[Data Boundary: Start]

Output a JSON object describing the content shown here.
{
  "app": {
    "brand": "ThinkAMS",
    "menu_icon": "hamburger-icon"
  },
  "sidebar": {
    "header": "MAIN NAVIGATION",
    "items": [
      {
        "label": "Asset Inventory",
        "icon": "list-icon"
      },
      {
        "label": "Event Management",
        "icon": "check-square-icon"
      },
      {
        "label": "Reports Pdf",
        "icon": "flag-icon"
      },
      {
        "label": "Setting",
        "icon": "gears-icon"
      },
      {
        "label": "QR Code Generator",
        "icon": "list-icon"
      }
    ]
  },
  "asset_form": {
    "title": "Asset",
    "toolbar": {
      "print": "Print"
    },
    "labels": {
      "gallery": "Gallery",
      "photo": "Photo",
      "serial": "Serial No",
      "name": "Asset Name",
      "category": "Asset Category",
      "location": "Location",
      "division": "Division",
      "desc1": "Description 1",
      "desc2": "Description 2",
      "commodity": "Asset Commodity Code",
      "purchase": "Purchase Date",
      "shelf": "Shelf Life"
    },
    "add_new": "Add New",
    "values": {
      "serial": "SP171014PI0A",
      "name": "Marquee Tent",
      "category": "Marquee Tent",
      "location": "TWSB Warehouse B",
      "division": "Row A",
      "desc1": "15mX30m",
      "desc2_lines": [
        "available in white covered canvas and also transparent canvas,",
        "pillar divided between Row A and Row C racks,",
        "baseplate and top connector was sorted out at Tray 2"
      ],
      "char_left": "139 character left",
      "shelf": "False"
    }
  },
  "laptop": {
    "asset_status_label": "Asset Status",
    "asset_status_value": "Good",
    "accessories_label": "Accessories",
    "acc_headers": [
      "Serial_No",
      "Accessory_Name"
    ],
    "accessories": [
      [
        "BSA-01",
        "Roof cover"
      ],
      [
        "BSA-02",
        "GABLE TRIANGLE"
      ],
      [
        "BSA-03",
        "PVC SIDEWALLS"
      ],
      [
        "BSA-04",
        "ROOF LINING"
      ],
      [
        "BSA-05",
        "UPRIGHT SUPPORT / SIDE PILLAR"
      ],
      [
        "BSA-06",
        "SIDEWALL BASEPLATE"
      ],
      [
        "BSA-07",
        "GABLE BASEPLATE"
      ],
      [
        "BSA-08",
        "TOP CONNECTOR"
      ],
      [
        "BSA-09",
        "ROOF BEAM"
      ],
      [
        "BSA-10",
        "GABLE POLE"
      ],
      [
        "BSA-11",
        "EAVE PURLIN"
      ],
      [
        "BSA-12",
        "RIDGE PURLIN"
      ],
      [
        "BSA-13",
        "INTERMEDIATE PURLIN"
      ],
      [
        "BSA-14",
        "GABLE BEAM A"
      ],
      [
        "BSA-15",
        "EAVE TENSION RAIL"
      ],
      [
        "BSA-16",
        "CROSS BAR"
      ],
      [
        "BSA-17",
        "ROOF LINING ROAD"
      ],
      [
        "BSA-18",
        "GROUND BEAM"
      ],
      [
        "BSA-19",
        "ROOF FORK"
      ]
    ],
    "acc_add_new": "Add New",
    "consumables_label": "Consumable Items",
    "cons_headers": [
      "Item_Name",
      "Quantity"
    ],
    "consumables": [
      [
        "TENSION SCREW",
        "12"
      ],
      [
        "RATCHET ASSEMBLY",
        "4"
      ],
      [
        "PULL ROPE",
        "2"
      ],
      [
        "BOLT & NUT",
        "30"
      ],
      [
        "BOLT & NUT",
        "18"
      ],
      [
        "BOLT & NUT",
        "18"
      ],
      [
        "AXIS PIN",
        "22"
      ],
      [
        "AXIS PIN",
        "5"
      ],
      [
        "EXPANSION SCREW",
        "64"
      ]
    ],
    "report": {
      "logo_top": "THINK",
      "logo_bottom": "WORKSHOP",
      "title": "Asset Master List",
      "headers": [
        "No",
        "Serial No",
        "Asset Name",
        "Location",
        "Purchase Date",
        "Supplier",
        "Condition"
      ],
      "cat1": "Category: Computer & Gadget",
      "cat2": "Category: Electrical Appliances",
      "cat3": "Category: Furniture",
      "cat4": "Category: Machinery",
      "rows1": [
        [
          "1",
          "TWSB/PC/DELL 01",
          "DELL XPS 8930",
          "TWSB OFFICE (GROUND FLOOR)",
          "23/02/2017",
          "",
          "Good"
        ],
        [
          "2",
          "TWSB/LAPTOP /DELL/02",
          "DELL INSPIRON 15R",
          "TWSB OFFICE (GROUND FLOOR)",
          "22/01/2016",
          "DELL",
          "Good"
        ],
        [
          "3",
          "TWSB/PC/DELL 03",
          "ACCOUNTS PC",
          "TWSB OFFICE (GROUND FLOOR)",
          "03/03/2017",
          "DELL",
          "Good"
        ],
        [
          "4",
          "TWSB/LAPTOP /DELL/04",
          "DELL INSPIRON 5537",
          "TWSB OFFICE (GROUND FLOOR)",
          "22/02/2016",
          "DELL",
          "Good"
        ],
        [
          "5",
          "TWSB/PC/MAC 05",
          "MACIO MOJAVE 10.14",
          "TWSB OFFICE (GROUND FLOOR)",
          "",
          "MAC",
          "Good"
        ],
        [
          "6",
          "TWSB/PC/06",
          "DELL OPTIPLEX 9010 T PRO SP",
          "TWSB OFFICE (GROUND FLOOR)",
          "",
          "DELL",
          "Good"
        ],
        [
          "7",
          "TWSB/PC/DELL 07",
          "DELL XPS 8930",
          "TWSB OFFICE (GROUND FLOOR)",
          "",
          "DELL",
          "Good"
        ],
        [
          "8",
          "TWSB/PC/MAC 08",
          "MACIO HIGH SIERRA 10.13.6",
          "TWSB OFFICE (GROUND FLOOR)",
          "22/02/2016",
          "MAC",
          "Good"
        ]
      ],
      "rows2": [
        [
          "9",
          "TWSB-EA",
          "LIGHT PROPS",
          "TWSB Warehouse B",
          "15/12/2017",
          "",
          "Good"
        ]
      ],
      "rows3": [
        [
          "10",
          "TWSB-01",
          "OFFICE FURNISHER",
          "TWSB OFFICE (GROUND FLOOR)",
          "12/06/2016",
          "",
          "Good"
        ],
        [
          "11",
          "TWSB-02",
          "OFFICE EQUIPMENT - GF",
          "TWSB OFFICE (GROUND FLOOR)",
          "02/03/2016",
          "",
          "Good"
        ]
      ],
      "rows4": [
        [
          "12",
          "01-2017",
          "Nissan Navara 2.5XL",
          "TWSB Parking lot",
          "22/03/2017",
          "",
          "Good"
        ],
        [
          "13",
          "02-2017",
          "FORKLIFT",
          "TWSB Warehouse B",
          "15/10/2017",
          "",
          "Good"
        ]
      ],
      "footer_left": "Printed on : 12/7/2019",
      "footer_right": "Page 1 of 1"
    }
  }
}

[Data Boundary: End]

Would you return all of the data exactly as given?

Solution to the problem:
Output a JSON object describing the content shown here.
{
  "app": {
    "brand": "ThinkAMS",
    "menu_icon": "hamburger-icon"
  },
  "sidebar": {
    "header": "MAIN NAVIGATION",
    "items": [
      {
        "label": "Asset Inventory",
        "icon": "list-icon"
      },
      {
        "label": "Event Management",
        "icon": "check-square-icon"
      },
      {
        "label": "Reports Pdf",
        "icon": "flag-icon"
      },
      {
        "label": "Setting",
        "icon": "gears-icon"
      },
      {
        "label": "QR Code Generator",
        "icon": "list-icon"
      }
    ]
  },
  "asset_form": {
    "title": "Asset",
    "toolbar": {
      "print": "Print"
    },
    "labels": {
      "gallery": "Gallery",
      "photo": "Photo",
      "serial": "Serial No",
      "name": "Asset Name",
      "category": "Asset Category",
      "location": "Location",
      "division": "Division",
      "desc1": "Description 1",
      "desc2": "Description 2",
      "commodity": "Asset Commodity Code",
      "purchase": "Purchase Date",
      "shelf": "Shelf Life"
    },
    "add_new": "Add New",
    "values": {
      "serial": "SP171014PI0A",
      "name": "Marquee Tent",
      "category": "Marquee Tent",
      "location": "TWSB Warehouse B",
      "division": "Row A",
      "desc1": "15mX30m",
      "desc2_lines": [
        "available in white covered canvas and also transparent canvas,",
        "pillar divided between Row A and Row C racks,",
        "baseplate and top connector was sorted out at Tray 2"
      ],
      "char_left": "139 character left",
      "shelf": "False"
    }
  },
  "laptop": {
    "asset_status_label": "Asset Status",
    "asset_status_value": "Good",
    "accessories_label": "Accessories",
    "acc_headers": [
      "Serial_No",
      "Accessory_Name"
    ],
    "accessories": [
      [
        "BSA-01",
        "Roof cover"
      ],
      [
        "BSA-02",
        "GABLE TRIANGLE"
      ],
      [
        "BSA-03",
        "PVC SIDEWALLS"
      ],
      [
        "BSA-04",
        "ROOF LINING"
      ],
      [
        "BSA-05",
        "UPRIGHT SUPPORT / SIDE PILLAR"
      ],
      [
        "BSA-06",
        "SIDEWALL BASEPLATE"
      ],
      [
        "BSA-07",
        "GABLE BASEPLATE"
      ],
      [
        "BSA-08",
        "TOP CONNECTOR"
      ],
      [
        "BSA-09",
        "ROOF BEAM"
      ],
      [
        "BSA-10",
        "GABLE POLE"
      ],
      [
        "BSA-11",
        "EAVE PURLIN"
      ],
      [
        "BSA-12",
        "RIDGE PURLIN"
      ],
      [
        "BSA-13",
        "INTERMEDIATE PURLIN"
      ],
      [
        "BSA-14",
        "GABLE BEAM A"
      ],
      [
        "BSA-15",
        "EAVE TENSION RAIL"
      ],
      [
        "BSA-16",
        "CROSS BAR"
      ],
      [
        "BSA-17",
        "ROOF LINING ROAD"
      ],
      [
        "BSA-18",
        "GROUND BEAM"
      ],
      [
        "BSA-19",
        "ROOF FORK"
      ]
    ],
    "acc_add_new": "Add New",
    "consumables_label": "Consumable Items",
    "cons_headers": [
      "Item_Name",
      "Quantity"
    ],
    "consumables": [
      [
        "TENSION SCREW",
        "12"
      ],
      [
        "RATCHET ASSEMBLY",
        "4"
      ],
      [
        "PULL ROPE",
        "2"
      ],
      [
        "BOLT & NUT",
        "30"
      ],
      [
        "BOLT & NUT",
        "18"
      ],
      [
        "BOLT & NUT",
        "18"
      ],
      [
        "AXIS PIN",
        "22"
      ],
      [
        "AXIS PIN",
        "5"
      ],
      [
        "EXPANSION SCREW",
        "64"
      ]
    ],
    "report": {
      "logo_top": "THINK",
      "logo_bottom": "WORKSHOP",
      "title": "Asset Master List",
      "headers": [
        "No",
        "Serial No",
        "Asset Name",
        "Location",
        "Purchase Date",
        "Supplier",
        "Condition"
      ],
      "cat1": "Category: Computer & Gadget",
      "cat2": "Category: Electrical Appliances",
      "cat3": "Category: Furniture",
      "cat4": "Category: Machinery",
      "rows1": [
        [
          "1",
          "TWSB/PC/DELL 01",
          "DELL XPS 8930",
          "TWSB OFFICE (GROUND FLOOR)",
          "23/02/2017",
          "",
          "Good"
        ],
        [
          "2",
          "TWSB/LAPTOP /DELL/02",
          "DELL INSPIRON 15R",
          "TWSB OFFICE (GROUND FLOOR)",
          "22/01/2016",
          "DELL",
          "Good"
        ],
        [
          "3",
          "TWSB/PC/DELL 03",
          "ACCOUNTS PC",
          "TWSB OFFICE (GROUND FLOOR)",
          "03/03/2017",
          "DELL",
          "Good"
        ],
        [
          "4",
          "TWSB/LAPTOP /DELL/04",
          "DELL INSPIRON 5537",
          "TWSB OFFICE (GROUND FLOOR)",
          "22/02/2016",
          "DELL",
          "Good"
        ],
        [
          "5",
          "TWSB/PC/MAC 05",
          "MACIO MOJAVE 10.14",
          "TWSB OFFICE (GROUND FLOOR)",
          "",
          "MAC",
          "Good"
        ],
        [
          "6",
          "TWSB/PC/06",
          "DELL OPTIPLEX 9010 T PRO SP",
          "TWSB OFFICE (GROUND FLOOR)",
          "",
          "DELL",
          "Good"
        ],
        [
          "7",
          "TWSB/PC/DELL 07",
          "DELL XPS 8930",
          "TWSB OFFICE (GROUND FLOOR)",
          "",
          "DELL",
          "Good"
        ],
        [
          "8",
          "TWSB/PC/MAC 08",
          "MACIO HIGH SIERRA 10.13.6",
          "TWSB OFFICE (GROUND FLOOR)",
          "22/02/2016",
          "MAC",
          "Good"
        ]
      ],
      "rows2": [
        [
          "9",
          "TWSB-EA",
          "LIGHT PROPS",
          "TWSB Warehouse B",
          "15/12/2017",
          "",
          "Good"
        ]
      ],
      "rows3": [
        [
          "10",
          "TWSB-01",
          "OFFICE FURNISHER",
          "TWSB OFFICE (GROUND FLOOR)",
          "12/06/2016",
          "",
          "Good"
        ],
        [
          "11",
          "TWSB-02",
          "OFFICE EQUIPMENT - GF",
          "TWSB OFFICE (GROUND FLOOR)",
          "02/03/2016",
          "",
          "Good"
        ]
      ],
      "rows4": [
        [
          "12",
          "01-2017",
          "Nissan Navara 2.5XL",
          "TWSB Parking lot",
          "22/03/2017",
          "",
          "Good"
        ],
        [
          "13",
          "02-2017",
          "FORKLIFT",
          "TWSB Warehouse B",
          "15/10/2017",
          "",
          "Good"
        ]
      ],
      "footer_left": "Printed on : 12/7/2019",
      "footer_right": "Page 1 of 1"
    }
  }
}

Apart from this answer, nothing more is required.